Map Out Which Streets Need Safety Fixes — It’s Now or Never
This is it — the last day to mark dangerous street conditions on the city’s official Vision Zero map. After today, agencies will start using the information from the map to make plans for safety improvements, so spend a few minutes this afternoon and tell the city where you want safer streets for walking and biking.
The map highlights arterial streets as well as the top pedestrian crash corridors in each borough and the sites of recent pedestrian fatalities. You can zoom in, click on an intersection, and use Google Street View to pinpoint the exact location you want to improve. Then you assign the problem a category like double parking, red light running, speeding, or failure to yield, and describe it in more detail.
If you want to tell the city that a location has too much speeding for people to feel safe biking, for instance, you would identify an intersection, select “speeding” as the category, and use the “comment” field to note how speeding endangers cyclists there.
In addition to the online map, the city has also hosted nine Vision Zero workshops in all five boroughs to gather ideas, and will use the information to develop pedestrian safety plans for each borough that will be released this fall.

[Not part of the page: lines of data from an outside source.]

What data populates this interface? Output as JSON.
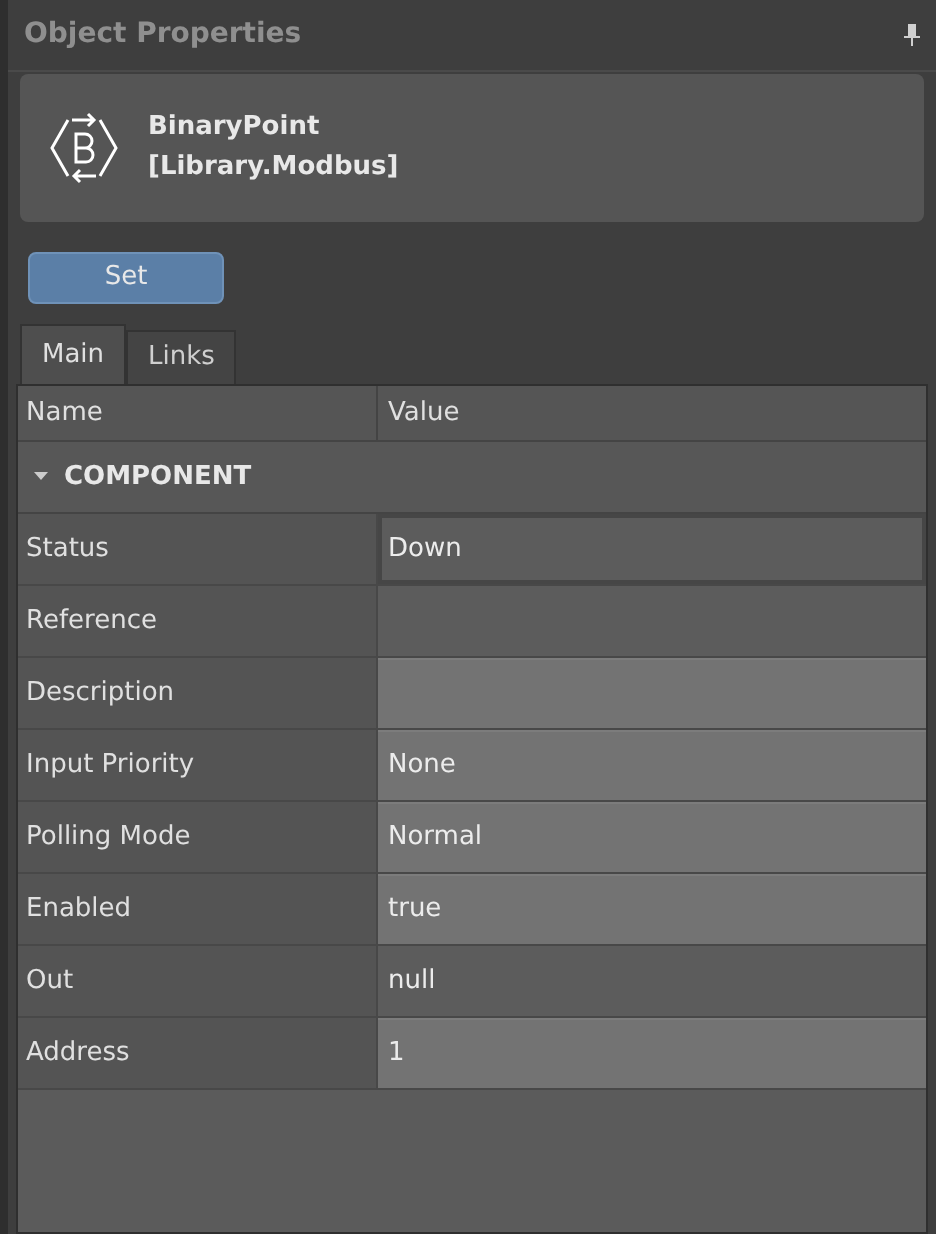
{
  "panel": {
    "title": "Object Properties"
  },
  "object": {
    "name": "BinaryPoint",
    "library": "[Library.Modbus]"
  },
  "set_button": "Set",
  "tabs": [
    {
      "label": "Main",
      "selected": true
    },
    {
      "label": "Links",
      "selected": false
    }
  ],
  "table": {
    "columns": [
      "Name",
      "Value"
    ],
    "category": {
      "label": "COMPONENT",
      "expanded": true
    },
    "rows": [
      {
        "name": "Status",
        "value": "Down",
        "editable": false,
        "selected": true
      },
      {
        "name": "Reference",
        "value": "",
        "editable": false,
        "selected": false
      },
      {
        "name": "Description",
        "value": "",
        "editable": true,
        "selected": false
      },
      {
        "name": "Input Priority",
        "value": "None",
        "editable": true,
        "selected": false
      },
      {
        "name": "Polling Mode",
        "value": "Normal",
        "editable": true,
        "selected": false
      },
      {
        "name": "Enabled",
        "value": "true",
        "editable": true,
        "selected": false
      },
      {
        "name": "Out",
        "value": "null",
        "editable": false,
        "selected": false
      },
      {
        "name": "Address",
        "value": "1",
        "editable": true,
        "selected": false
      }
    ]
  }
}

Since launching the map in April, the city says there have been more than 7,500 comments about dangerous streets. While the map will continue to be available online after today, the city will no longer be accepting new suggestions. The map was developed by DOT, NYPD, and the Taxi and Limousine Commission, in conjunction with developers at OpenPlans, Streetsblog’s parent organization.